Nokia (NYSE:NOK) announced a mixed set of first quarter results last month as revenues declined 15% year-over-year to EUR 2.3 billion, even as margins improved on a higher mix of software sales and strong cost controls. The company continued to witness a decline in networking services revenues on account of the divestment of non-core businesses and exits from low-margin contracts. This was partially offset by a marginal increase in mobile broadband net sales, which were driven by high 4G LTE demand in regions such as China and Western Europe.
Although Europe remained challenging during a seasonally weak first quarter, the company has built a strong pipeline of orders on a number of recent contract wins, which could bolster sales going forward. At the start of the year, Nokia inked a major deal with Russia’s third largest telecom operator, VimpelCom Ltd., to provide network equipment and services for expanding its 4G network in central and southern Russia, most of the Ural and Volga regions as well as Siberia. The company also renewed its contract with Chunghwa Telecom (NYSE:CHT) in December last year, to help in its capacity expansion to the HSPA+ network in the region. Chinghwa Telecom, Taiwan’s largest telecom player, is looking to launch 4G services very soon and has selected Nokia’s network division (NSN) as its primary equipment supplier.
In more recent developments, NSN bagged a five-year deal from Telenor last week to provide radio access network (RAN) equipment and services to expand its 2G, 3G and 4G network across Europe and Asia. The company also recently sealed a deal with Algeria-based Algérie Télécom to deploy North Africa’s first commercial LTE network. Nokia is routinely rated among the top LTE solution providers in the industry, highlighted by the fact that it is a LTE RAN supplier to eight out of the ten largest 4G providers (measured by subscribers) in the world. Nokia uses a unique Single RAN Advanced technology, based on the Flexi Multiradio 10 Base Station, which helps reduce roll-out time as well as costs.
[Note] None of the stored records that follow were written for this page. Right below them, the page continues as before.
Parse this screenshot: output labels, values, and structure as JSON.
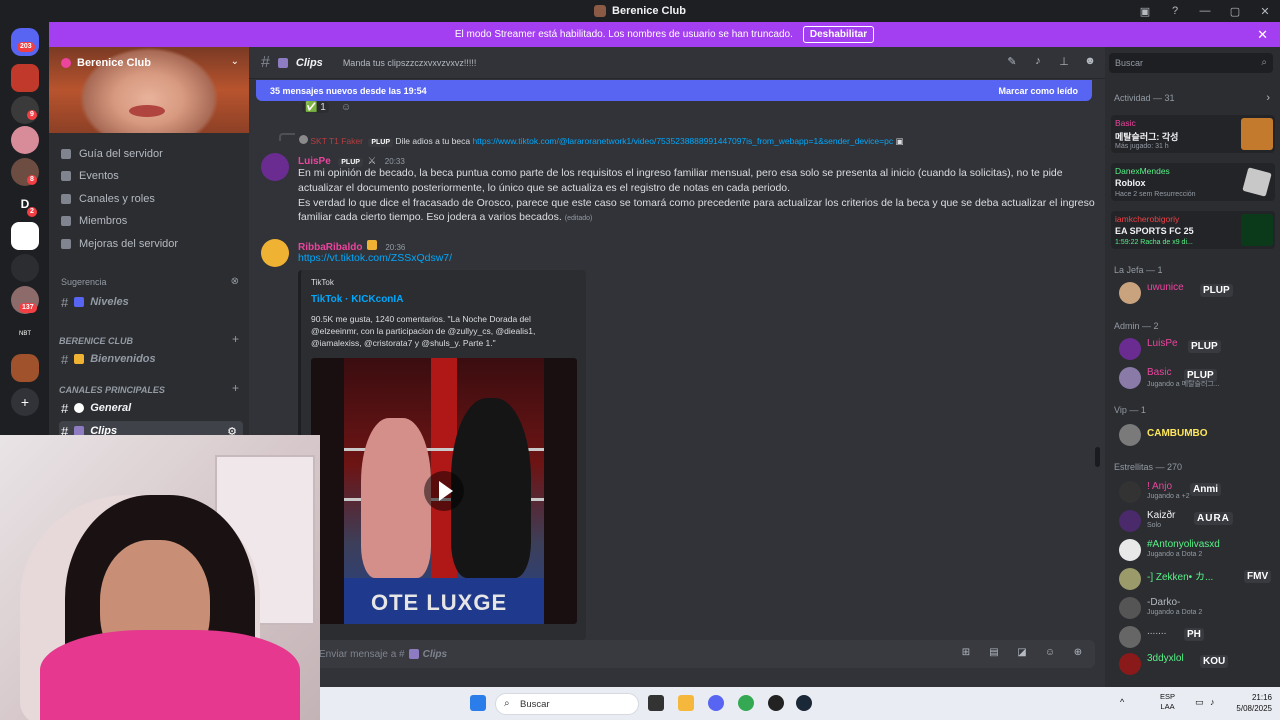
{
  "window": {
    "title": "Berenice Club",
    "controls": [
      "—",
      "▢",
      "✕"
    ]
  },
  "banner": {
    "text": "El modo Streamer está habilitado. Los nombres de usuario se han truncado.",
    "button": "Deshabilitar",
    "close": "✕"
  },
  "servers": {
    "badges": [
      "203",
      "9",
      "8",
      "2",
      "137"
    ],
    "labels": [
      "D",
      "NBT"
    ]
  },
  "server": {
    "name": "Berenice Club",
    "chevron": "⌄"
  },
  "sidebar_menu": [
    {
      "label": "Guía del servidor"
    },
    {
      "label": "Eventos"
    },
    {
      "label": "Canales y roles"
    },
    {
      "label": "Miembros"
    },
    {
      "label": "Mejoras del servidor"
    }
  ],
  "suggestion": {
    "title": "Sugerencia",
    "channel": "Niveles"
  },
  "categories": {
    "berenice": "BERENICE CLUB",
    "principales": "CANALES PRINCIPALES"
  },
  "channels": {
    "bienvenidos": "Bienvenidos",
    "general": "General",
    "clips": "Clips"
  },
  "header": {
    "channel": "Clips",
    "topic": "Manda tus clipszzczxvxvzvxvz!!!!!",
    "search_placeholder": "Buscar"
  },
  "new_messages": {
    "text": "35 mensajes nuevos desde las 19:54",
    "action": "Marcar como leído"
  },
  "reaction": {
    "emoji": "✅",
    "count": "1"
  },
  "reply": {
    "author": "SKT T1 Faker",
    "tag": "PLUP",
    "text": "Dile adios a tu beca",
    "link": "https://www.tiktok.com/@lararoranetwork1/video/7535238888991447097is_from_webapp=1&sender_device=pc"
  },
  "messages": [
    {
      "author": "LuisPe",
      "tag": "PLUP",
      "time": "20:33",
      "lines": [
        "En mi opinión de becado, la beca puntua como parte de los requisitos el ingreso familiar mensual, pero esa solo se presenta al inicio (cuando la solicitas), no te pide",
        "actualizar el documento posteriormente, lo único que se actualiza es el registro de notas en cada periodo.",
        "Es verdad lo que dice el fracasado de Orosco, parece que este caso se tomará como precedente para actualizar los criterios de la beca y que se deba actualizar el ingreso",
        "familiar cada cierto tiempo. Eso jodera a varios becados."
      ],
      "edited": "(editado)"
    },
    {
      "author": "RibbaRibaldo",
      "time": "20:36",
      "link": "https://vt.tiktok.com/ZSSxQdsw7/"
    }
  ],
  "embed": {
    "provider": "TikTok",
    "title": "TikTok · KICKconIA",
    "description": "90.5K me gusta, 1240 comentarios. \"La Noche Dorada del @elzeeinmr, con la participacion de @zullyy_cs, @diealis1, @iamalexiss, @cristorata7 y @shuls_y. Parte 1.\"",
    "image_text": "OTE LUXGE"
  },
  "composer": {
    "placeholder": "Enviar mensaje a #",
    "channel": "Clips"
  },
  "activity": {
    "title": "Actividad — 31",
    "cards": [
      {
        "name": "Basic",
        "game": "메탈슬러그: 각성",
        "detail": "Más jugado: 31 h"
      },
      {
        "name": "DanexMendes",
        "game": "Roblox",
        "detail": "Hace 2 sem   Resurrección"
      },
      {
        "name": "iamkcherobigoriy",
        "game": "EA SPORTS FC 25",
        "detail": "1:59:22   Racha de x9 di..."
      }
    ]
  },
  "member_groups": [
    {
      "title": "La Jefa — 1",
      "members": [
        {
          "name": "uwunice",
          "tag": "PLUP",
          "color": "#eb459e"
        }
      ]
    },
    {
      "title": "Admin — 2",
      "members": [
        {
          "name": "LuisPe",
          "tag": "PLUP",
          "color": "#eb459e"
        },
        {
          "name": "Basic",
          "tag": "PLUP",
          "status": "Jugando a 메탈슬러그...",
          "color": "#eb459e"
        }
      ]
    },
    {
      "title": "Vip — 1",
      "members": [
        {
          "name": "CAMBUMBO",
          "color": "#fee75c"
        }
      ]
    },
    {
      "title": "Estrellitas — 270",
      "members": [
        {
          "name": "! Anjo",
          "tag": "Anmi",
          "status": "Jugando a  +2",
          "color": "#eb459e"
        },
        {
          "name": "Kaizðr",
          "tag": "AURA",
          "status": "Solo",
          "color": "#f2f3f5"
        },
        {
          "name": "#Antonyolivasxd",
          "status": "Jugando a Dota 2",
          "color": "#57f287"
        },
        {
          "name": "-] Zekken• カ...",
          "tag": "FMV",
          "color": "#57f287"
        },
        {
          "name": "-Darko-",
          "status": "Jugando a Dota 2",
          "color": "#b5bac1"
        },
        {
          "name": ".......",
          "tag": "PH",
          "color": "#b5bac1"
        },
        {
          "name": "3ddyxlol",
          "tag": "KOU",
          "color": "#57f287"
        }
      ]
    }
  ],
  "taskbar": {
    "search": "Buscar",
    "lang1": "ESP",
    "lang2": "LAA",
    "time": "21:16",
    "date": "5/08/2025"
  }
}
Going forward, we also expect the company to gain significantly in the U.S. and Chinese wireless markets, with carriers such as Sprint (NYSE:S), China Mobile (NYSE:CHL) and China Telecom (NYSE:CHA) expected to substantially increase their network spending. NSN has done well in winning LTE contracts with China Mobile and China Telecom, and is on track to become the leading foreign player in the Chinese LTE buildout. These deals have started bringing in revenues, with China being the only region worldwide in which NSN saw yearly growth in revenues last quarter. In Europe, NSN has won two large LTE contracts with Everything Everywhere and Vodafone (NASDAQ:VOD), which should help stabilize revenues in the second half of the year. Although European sales have been slow to recover, the deal pipeline looks strong as carrier spending returns amid receding macroeconomic uncertainty.
Our $7.30 price estimate for Nokia is about 10% below the current market price.
Disclosure: No positions.